But still, 9-11 percent of people report on a daily basis that they’re unhappy. That’s not cool, right?
Well, there might be positive news for those of you who are currently experiencing a bad mood-those doldrums might actually be good for you.
Growing evidence shows that negative moods, such as sadness or anger, actually have psychological benefits. Recent scientific experiments continue to prove these findings. Joseph Paul Forgas, a professor of psychology at the University of New South Wales, explains why being in a bad or sad mood comes with more than a few benefits:
You May Have A Better Memory
One study, conducted on people who were in a weather-induced negative mood, showed that that the group had improved memory accuracy.
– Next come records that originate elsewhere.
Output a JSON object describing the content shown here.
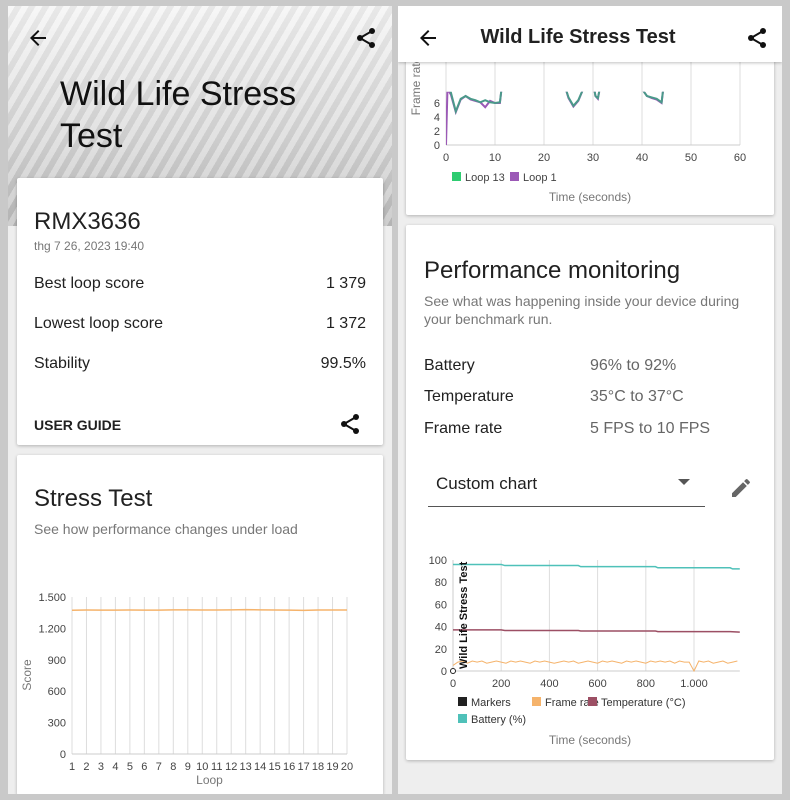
{
  "left": {
    "title": "Wild Life Stress Test",
    "device": "RMX3636",
    "date": "thg 7 26, 2023 19:40",
    "stats": [
      {
        "label": "Best loop score",
        "value": "1 379"
      },
      {
        "label": "Lowest loop score",
        "value": "1 372"
      },
      {
        "label": "Stability",
        "value": "99.5%"
      }
    ],
    "user_guide": "USER GUIDE",
    "stress": {
      "title": "Stress Test",
      "subtitle": "See how performance changes under load"
    }
  },
  "right": {
    "header_title": "Wild Life Stress Test",
    "perf": {
      "title": "Performance monitoring",
      "subtitle_1": "See what was happening inside your device during",
      "subtitle_2": "your benchmark run.",
      "rows": [
        {
          "label": "Battery",
          "value": "96% to 92%"
        },
        {
          "label": "Temperature",
          "value": "35°C to 37°C"
        },
        {
          "label": "Frame rate",
          "value": "5 FPS to 10 FPS"
        }
      ],
      "dropdown": "Custom chart"
    }
  },
  "icons": {
    "back": "arrow-left-icon",
    "share": "share-icon",
    "dropdown": "caret-down-icon",
    "edit": "pencil-icon"
  },
  "colors": {
    "score": "#f5b36b",
    "loop13": "#2ecc71",
    "loop1": "#9b59b6",
    "loopline": "#4a9a8a",
    "framerate": "#f5b36b",
    "temperature": "#9c4f64",
    "battery": "#4fc1b9",
    "markers": "#212121"
  },
  "chart_data": [
    {
      "type": "line",
      "ylabel": "Score",
      "xlabel": "Loop",
      "ylim": [
        0,
        1500
      ],
      "yticks": [
        "0",
        "300",
        "600",
        "900",
        "1.200",
        "1.500"
      ],
      "categories": [
        "1",
        "2",
        "3",
        "4",
        "5",
        "6",
        "7",
        "8",
        "9",
        "10",
        "11",
        "12",
        "13",
        "14",
        "15",
        "16",
        "17",
        "18",
        "19",
        "20"
      ],
      "values": [
        1374,
        1376,
        1375,
        1375,
        1376,
        1375,
        1375,
        1377,
        1377,
        1376,
        1376,
        1377,
        1379,
        1377,
        1376,
        1375,
        1372,
        1376,
        1376,
        1376
      ],
      "grid": true
    },
    {
      "type": "line",
      "ylabel": "Frame rate",
      "xlabel": "Time (seconds)",
      "xlim": [
        0,
        60
      ],
      "xticks": [
        "0",
        "10",
        "20",
        "30",
        "40",
        "50",
        "60"
      ],
      "yticks": [
        "0",
        "2",
        "4",
        "6"
      ],
      "legend": "bottom-left",
      "series": [
        {
          "name": "Loop 13",
          "points": [
            [
              0.4,
              9
            ],
            [
              1,
              7.5
            ],
            [
              2,
              4.8
            ],
            [
              3,
              6.6
            ],
            [
              4,
              7
            ],
            [
              5,
              6.6
            ],
            [
              6,
              6.4
            ],
            [
              7,
              6.1
            ],
            [
              8,
              6.4
            ],
            [
              9,
              6.1
            ],
            [
              10,
              6
            ],
            [
              11,
              6.1
            ],
            [
              11.5,
              9
            ],
            [
              24,
              9
            ],
            [
              25,
              6.8
            ],
            [
              26,
              5.6
            ],
            [
              27,
              6.4
            ],
            [
              28,
              8
            ],
            [
              30,
              9
            ],
            [
              30.5,
              7
            ],
            [
              31,
              6.7
            ],
            [
              31.5,
              8.5
            ],
            [
              40,
              8
            ],
            [
              41,
              7
            ],
            [
              42,
              6.8
            ],
            [
              43,
              6.6
            ],
            [
              44,
              6.1
            ],
            [
              44.5,
              9
            ]
          ]
        },
        {
          "name": "Loop 1",
          "points": [
            [
              0,
              0
            ],
            [
              0.3,
              8
            ],
            [
              1,
              7.2
            ],
            [
              2,
              4.7
            ],
            [
              3,
              6.5
            ],
            [
              4,
              7
            ],
            [
              5,
              6.5
            ],
            [
              6,
              6.3
            ],
            [
              7,
              6.1
            ],
            [
              8,
              5.4
            ],
            [
              9,
              6.3
            ],
            [
              10,
              6
            ],
            [
              11,
              6
            ],
            [
              11.5,
              9
            ],
            [
              24,
              9
            ],
            [
              25,
              6.7
            ],
            [
              26,
              5.5
            ],
            [
              27,
              6.3
            ],
            [
              28,
              8
            ],
            [
              30,
              9
            ],
            [
              30.5,
              7
            ],
            [
              31,
              6.6
            ],
            [
              31.5,
              8.5
            ],
            [
              40,
              8
            ],
            [
              41,
              7
            ],
            [
              42,
              6.7
            ],
            [
              43,
              6.5
            ],
            [
              44,
              6
            ],
            [
              44.5,
              9
            ]
          ]
        }
      ]
    },
    {
      "type": "line",
      "xlabel": "Time (seconds)",
      "xlim": [
        0,
        1190
      ],
      "ylim": [
        0,
        100
      ],
      "xticks": [
        "0",
        "200",
        "400",
        "600",
        "800",
        "1.000"
      ],
      "yticks": [
        "0",
        "20",
        "40",
        "60",
        "80",
        "100"
      ],
      "annotation": "Wild Life Stress Test",
      "legend": "bottom",
      "series": [
        {
          "name": "Markers",
          "points": [
            [
              0,
              0
            ]
          ]
        },
        {
          "name": "Frame rate",
          "values_every_20s": [
            5,
            8,
            9,
            7,
            9,
            8,
            9,
            7,
            8,
            9,
            8,
            7,
            9,
            8,
            9,
            8,
            7,
            9,
            8,
            9,
            8,
            7,
            8,
            9,
            8,
            9,
            7,
            8,
            9,
            8,
            7,
            9,
            8,
            9,
            8,
            7,
            9,
            8,
            9,
            8,
            7,
            9,
            8,
            9,
            8,
            9,
            7,
            9,
            8,
            8,
            0,
            9,
            8,
            9,
            7,
            8,
            9,
            7,
            8,
            9
          ]
        },
        {
          "name": "Temperature (°C)",
          "points": [
            [
              0,
              37
            ],
            [
              200,
              37
            ],
            [
              215,
              36.5
            ],
            [
              520,
              36.5
            ],
            [
              530,
              36
            ],
            [
              840,
              36
            ],
            [
              850,
              35.5
            ],
            [
              1150,
              35.5
            ],
            [
              1190,
              35
            ]
          ]
        },
        {
          "name": "Battery (%)",
          "points": [
            [
              0,
              96
            ],
            [
              200,
              96
            ],
            [
              215,
              95
            ],
            [
              520,
              95
            ],
            [
              530,
              94
            ],
            [
              840,
              94
            ],
            [
              850,
              93
            ],
            [
              1150,
              93
            ],
            [
              1160,
              92
            ],
            [
              1190,
              92
            ]
          ]
        }
      ]
    }
  ]
}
In another example, three experiments showed that people who were in a bad mood also had an easier time accurately recalling recent past events.
Researchers believe that eyewitness memories are improved because bad moods can reduce the effects of various distractions, such as “irrelevant, false or misleading information.”
You Could Experience More Motivation
One experiment had both happy and sad participants perform a difficult mental test, and it showed that those who were in a bad mood actually tried harder. They spent more time on the task assigned, attempted more questions and even produced more correct answers.
You May Be Able To Communicate More Efficiently
When in a bad mood, people tend to become more attentive and experience a more detailed thinking style, which in turn results in improved communication.
You Play Fairly
Two experiments associated with bad moods showed that people who were experiencing a mild bad mood paid greater attention to social expectations and were less selfish.
Psychologists have long been studying feelings, moods and our behaviors because of them. While no one really wants to be in a bad mood, they do have a useful role. Feelings of negativity, which include emotions pertaining to fear, shame, anger or disgust, are helpful in allowing us to recognize, overcome or even avoid threatening or dangerous situations.
So next time you find yourself in a bad mood, know that not only is it a part of life, but it might even come with the unexpected benefits. Yes, we’re just trying to look on the bright side.